[Web page and app entries]

= = = = = = =

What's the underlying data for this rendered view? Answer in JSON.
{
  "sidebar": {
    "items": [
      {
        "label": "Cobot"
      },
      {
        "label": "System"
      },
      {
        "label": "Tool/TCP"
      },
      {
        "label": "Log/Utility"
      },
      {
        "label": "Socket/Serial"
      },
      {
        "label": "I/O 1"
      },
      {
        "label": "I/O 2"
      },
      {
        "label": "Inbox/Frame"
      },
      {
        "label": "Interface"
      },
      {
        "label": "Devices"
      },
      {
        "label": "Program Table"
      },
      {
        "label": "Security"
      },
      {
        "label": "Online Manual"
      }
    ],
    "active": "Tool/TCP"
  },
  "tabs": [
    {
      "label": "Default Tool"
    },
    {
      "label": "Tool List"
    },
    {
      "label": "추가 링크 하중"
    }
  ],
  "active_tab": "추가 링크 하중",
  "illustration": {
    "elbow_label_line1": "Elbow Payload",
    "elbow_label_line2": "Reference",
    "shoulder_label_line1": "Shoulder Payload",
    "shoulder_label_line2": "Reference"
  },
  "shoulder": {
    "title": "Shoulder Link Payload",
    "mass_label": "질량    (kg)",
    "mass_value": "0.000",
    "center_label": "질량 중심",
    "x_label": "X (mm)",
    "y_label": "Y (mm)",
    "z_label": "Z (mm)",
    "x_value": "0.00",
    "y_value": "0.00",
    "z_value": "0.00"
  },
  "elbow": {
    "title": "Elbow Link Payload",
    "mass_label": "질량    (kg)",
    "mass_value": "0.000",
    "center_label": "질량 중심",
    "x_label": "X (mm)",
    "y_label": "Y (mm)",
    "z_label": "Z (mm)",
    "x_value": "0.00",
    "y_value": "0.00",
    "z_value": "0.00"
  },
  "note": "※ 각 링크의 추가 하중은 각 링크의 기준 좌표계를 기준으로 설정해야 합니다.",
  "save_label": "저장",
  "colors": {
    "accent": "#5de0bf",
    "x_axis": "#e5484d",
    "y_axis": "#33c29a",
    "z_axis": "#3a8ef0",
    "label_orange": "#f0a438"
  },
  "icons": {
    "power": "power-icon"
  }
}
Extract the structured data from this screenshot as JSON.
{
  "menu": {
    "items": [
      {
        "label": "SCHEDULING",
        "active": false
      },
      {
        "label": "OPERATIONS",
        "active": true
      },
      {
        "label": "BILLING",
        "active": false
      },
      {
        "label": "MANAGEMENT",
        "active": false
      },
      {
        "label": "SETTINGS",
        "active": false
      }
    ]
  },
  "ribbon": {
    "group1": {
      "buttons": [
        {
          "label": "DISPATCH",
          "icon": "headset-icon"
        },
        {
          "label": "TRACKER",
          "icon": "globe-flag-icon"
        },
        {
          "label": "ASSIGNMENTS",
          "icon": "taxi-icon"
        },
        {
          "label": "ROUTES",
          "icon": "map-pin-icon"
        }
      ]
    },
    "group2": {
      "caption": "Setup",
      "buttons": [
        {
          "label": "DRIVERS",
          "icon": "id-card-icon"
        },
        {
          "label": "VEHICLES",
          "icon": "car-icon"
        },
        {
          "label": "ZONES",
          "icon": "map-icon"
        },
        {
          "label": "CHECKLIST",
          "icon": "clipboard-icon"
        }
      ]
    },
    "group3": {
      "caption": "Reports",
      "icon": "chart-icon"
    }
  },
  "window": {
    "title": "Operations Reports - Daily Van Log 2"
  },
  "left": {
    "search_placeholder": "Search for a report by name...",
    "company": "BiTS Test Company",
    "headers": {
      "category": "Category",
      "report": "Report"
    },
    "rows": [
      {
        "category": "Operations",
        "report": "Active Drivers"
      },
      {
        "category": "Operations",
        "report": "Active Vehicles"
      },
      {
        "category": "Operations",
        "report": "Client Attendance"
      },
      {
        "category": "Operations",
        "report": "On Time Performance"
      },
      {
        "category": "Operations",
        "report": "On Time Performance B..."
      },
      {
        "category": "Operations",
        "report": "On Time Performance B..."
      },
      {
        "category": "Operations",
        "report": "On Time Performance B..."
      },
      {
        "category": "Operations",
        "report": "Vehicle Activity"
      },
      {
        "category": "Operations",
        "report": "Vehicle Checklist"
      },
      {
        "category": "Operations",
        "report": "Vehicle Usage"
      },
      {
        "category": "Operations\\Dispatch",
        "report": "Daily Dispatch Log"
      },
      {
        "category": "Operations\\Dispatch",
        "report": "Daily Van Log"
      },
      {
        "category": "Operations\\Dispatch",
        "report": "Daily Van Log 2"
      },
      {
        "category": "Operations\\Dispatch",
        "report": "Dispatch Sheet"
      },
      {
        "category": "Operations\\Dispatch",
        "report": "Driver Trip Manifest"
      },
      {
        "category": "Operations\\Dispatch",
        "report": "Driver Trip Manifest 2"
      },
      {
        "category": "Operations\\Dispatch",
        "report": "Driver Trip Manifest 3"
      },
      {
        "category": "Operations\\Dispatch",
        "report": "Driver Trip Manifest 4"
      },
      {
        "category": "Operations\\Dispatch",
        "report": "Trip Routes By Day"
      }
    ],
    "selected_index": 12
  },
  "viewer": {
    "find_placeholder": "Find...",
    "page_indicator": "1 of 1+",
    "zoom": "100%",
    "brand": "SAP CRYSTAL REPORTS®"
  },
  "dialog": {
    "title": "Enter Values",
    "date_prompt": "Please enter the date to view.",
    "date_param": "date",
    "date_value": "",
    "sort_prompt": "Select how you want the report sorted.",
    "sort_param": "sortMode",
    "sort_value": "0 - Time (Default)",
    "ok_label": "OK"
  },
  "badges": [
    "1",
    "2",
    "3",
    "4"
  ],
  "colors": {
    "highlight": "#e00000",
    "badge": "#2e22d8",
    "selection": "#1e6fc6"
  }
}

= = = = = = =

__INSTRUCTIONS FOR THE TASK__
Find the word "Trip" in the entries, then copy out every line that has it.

__FINISHED EXERCISE__
        "report": "Driver Trip Manifest"
        "report": "Driver Trip Manifest 2"
        "report": "Driver Trip Manifest 3"
        "report": "Driver Trip Manifest 4"
        "report": "Trip Routes By Day"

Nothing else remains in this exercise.